* The root element must be an associative array (can be empty)
* The keys of the root element must be strings (section names)
* The values of the root element must be associative arrays (section options)
* The keys and values of the associative arrays that are the values of the root element must be quoted

To illustrate these requirements:

[]                              # Bad. Root element is not an associative array.
{"version": "2"}                # Bad. Values of the root element must be associative arrays.
{"overrides": {"version": 2}}   # Bad. Version is not quoted.
{"overrides": {"version": "2"}} # Good.
{}                              # Good. Minimum viable config.

Accessing configuration

You can access the application's configuration via the Cfg property of the app instance returned by gop.Init(). This property has type Config.

Logging

GOP uses Timber (https://github.com/jbert/timber) for logging. A *gop.App instance embeds the interface of timber.Logger, which means all of its methods can be accessed like this:

app := gop.Init("myproject", "myapp")
app.Debug("My debug message")

Configuring Logging

The logger is configured during the call to gop.Init(). The following options are available in the [gop] section of the configuration file (values shown below are default):

log_pattern         = "[%D %T] [%L] %S"                 # Log message format accepted by Timber
log_filename        = false                             # Show file path and line number of the method that created log message.
                                                        #   This option may not work with custom log pattern (include %S to avoid it).

log_dir             = /var/log                          # Directory where GOP will look for the project's log directory
log_file            = $log_dir/$project_name/$app.log   # Full path to the log file
log_level           = INFO                              # Case-insensitive log level accepted by Timber: Finest, Fine, Debug, Trace, Info, Warn, Error, Critical
stdout_only_logging = false                             # Output log to STDOUT instead of the log file

If the path to the log_file does not exist and stdout_only_logging is false, GOP will raise an error.

GOP HTTP Handlers

GOP provides a few HTTP handlers, all beginning with "/gop", that you can enable by setting enable_gop_urls to true in the [gop] section of your configuration file.

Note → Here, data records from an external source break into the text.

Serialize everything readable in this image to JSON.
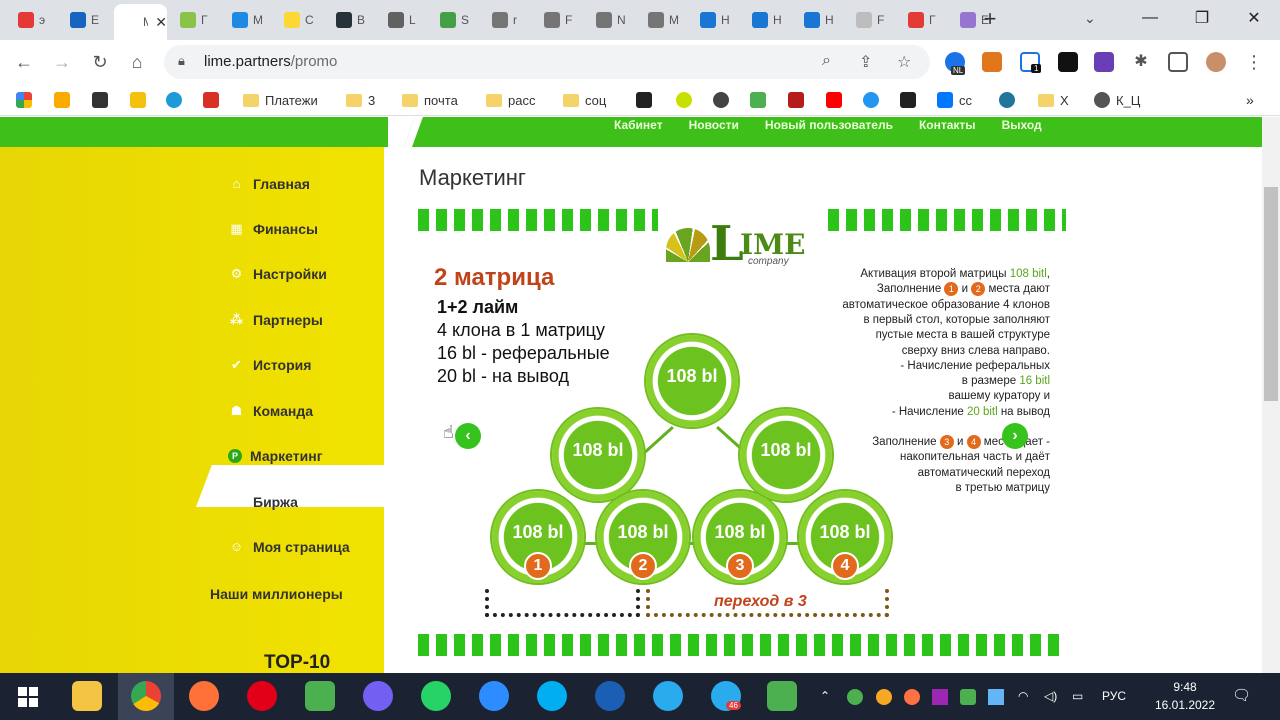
{
  "browser": {
    "tabs": [
      {
        "title": "э"
      },
      {
        "title": "E"
      },
      {
        "title": "М",
        "active": true
      },
      {
        "title": "Г"
      },
      {
        "title": "М"
      },
      {
        "title": "С"
      },
      {
        "title": "В"
      },
      {
        "title": "L"
      },
      {
        "title": "S"
      },
      {
        "title": "r"
      },
      {
        "title": "F"
      },
      {
        "title": "N"
      },
      {
        "title": "М"
      },
      {
        "title": "Н"
      },
      {
        "title": "Н"
      },
      {
        "title": "Н"
      },
      {
        "title": "F"
      },
      {
        "title": "Г"
      },
      {
        "title": "E"
      }
    ],
    "new_tab": "+",
    "url_host": "lime.partners",
    "url_path": "/promo",
    "ext_badge_nl": "NL",
    "ext_badge_1": "1"
  },
  "bookmarks": [
    {
      "label": "Платежи",
      "kind": "folder"
    },
    {
      "label": "3",
      "kind": "folder"
    },
    {
      "label": "почта",
      "kind": "folder"
    },
    {
      "label": "расс",
      "kind": "folder"
    },
    {
      "label": "соц",
      "kind": "folder"
    },
    {
      "label": "cc",
      "kind": "vk"
    },
    {
      "label": "Х",
      "kind": "folder"
    },
    {
      "label": "К_Ц",
      "kind": "site"
    }
  ],
  "site": {
    "topnav": [
      "Кабинет",
      "Новости",
      "Новый пользователь",
      "Контакты",
      "Выход"
    ],
    "sidebar": [
      {
        "label": "Главная",
        "icon": "home-icon"
      },
      {
        "label": "Финансы",
        "icon": "chart-icon"
      },
      {
        "label": "Настройки",
        "icon": "gear-icon"
      },
      {
        "label": "Партнеры",
        "icon": "partners-icon"
      },
      {
        "label": "История",
        "icon": "check-icon"
      },
      {
        "label": "Команда",
        "icon": "team-icon"
      },
      {
        "label": "Маркетинг",
        "icon": "marketing-icon",
        "active": true
      },
      {
        "label": "Биржа",
        "icon": "exchange-icon"
      },
      {
        "label": "Моя страница",
        "icon": "user-icon"
      }
    ],
    "millionaires": "Наши миллионеры",
    "top10": "TOP-10",
    "page_title": "Маркетинг"
  },
  "promo": {
    "logo_l": "L",
    "logo_ime": "IME",
    "logo_company": "company",
    "matrix_title": "2 матрица",
    "matrix_subtitle": "1+2 лайм",
    "matrix_lines": [
      "4 клона в 1 матрицу",
      "16 bl - реферальные",
      "20 bl -  на вывод"
    ],
    "circle_value": "108 bl",
    "positions": [
      "1",
      "2",
      "3",
      "4"
    ],
    "transition": "переход в 3",
    "right_text": {
      "l1a": "Активация второй матрицы ",
      "l1b": "108 bitl",
      "l1c": ",",
      "l2a": "Заполнение ",
      "n1": "1",
      "l2b": " и ",
      "n2": "2",
      "l2c": " места дают",
      "l3": "автоматическое образование 4 клонов",
      "l4": "в первый стол, которые  заполняют",
      "l5": "пустые места в вашей структуре",
      "l6": "сверху вниз слева направо.",
      "l7": "- Начисление реферальных",
      "l8a": "в размере ",
      "l8b": "16 bitl",
      "l9": "вашему куратору и",
      "l10a": "- Начисление ",
      "l10b": "20 bitl",
      "l10c": " на вывод",
      "l11a": "Заполнение ",
      "n3": "3",
      "l11b": " и ",
      "n4": "4",
      "l11c": " места дает -",
      "l12": "накопительная часть и даёт",
      "l13": "автоматический переход",
      "l14": "в третью матрицу"
    }
  },
  "taskbar": {
    "lang": "РУС",
    "time": "9:48",
    "date": "16.01.2022",
    "telegram_badge": "46"
  },
  "colors": {
    "site_green": "#3fbf1a",
    "sidebar_yellow": "#eddc02",
    "accent_orange": "#e26a1c",
    "title_red": "#c0431a"
  }
}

Otherwise, GOP will respond with "not enabled" when you will try to access those handlers.

The following handlers are available:

  /gop/config/:section/:key

    When the HTTP verb is PUT, GOP will override the config setting specified by :section and :key (the value
    should be specified in the body of the request).

    An example command line to change a config value using curl is:

    echo -n info | curl -s -T - http://127.0.0.1:1732/gop/config/gop/log_level

    When the HTTP verb is GET, you can read a specific key value. You can also omit :key or both :key and :section to return sections or the entire config.

 /gop/status

    TODO

 /gop/stack

    TODO

 /gop/mem

    TODO

 /gop/test?secs=int&kbytes=int

    TODO
	GOP "Go in Production" is an attempt to provide a useful set of services for running
	(primarily http) applications in production service.

	This includes:
		- configuration
		- logging
		- statsd integration
		- signal handling
		- resource management
		- basic web framework

Imported by 3 package(s)

  1. github.com/cocoonlife/gop/example
  2. github.com/cocoonlife/gop/gopctl
  3. github.com/cocoonlife/gop/nelly

Imports 10 package(s)

  1. github.com/gorilla/mux
  2. github.com/cocoonlife/timber
  3. github.com/bsphere/le_go
  4. github.com/gorilla/websocket
  5. github.com/rcrowley/goagain
  6. github.com/cactus/go-statsd-client/statsd
  7. github.com/gorilla/context
  8. github.com/vaughan0/go-ini
  9. github.com/gorilla/schema
  10. github.com/cocoonlife/go-loggly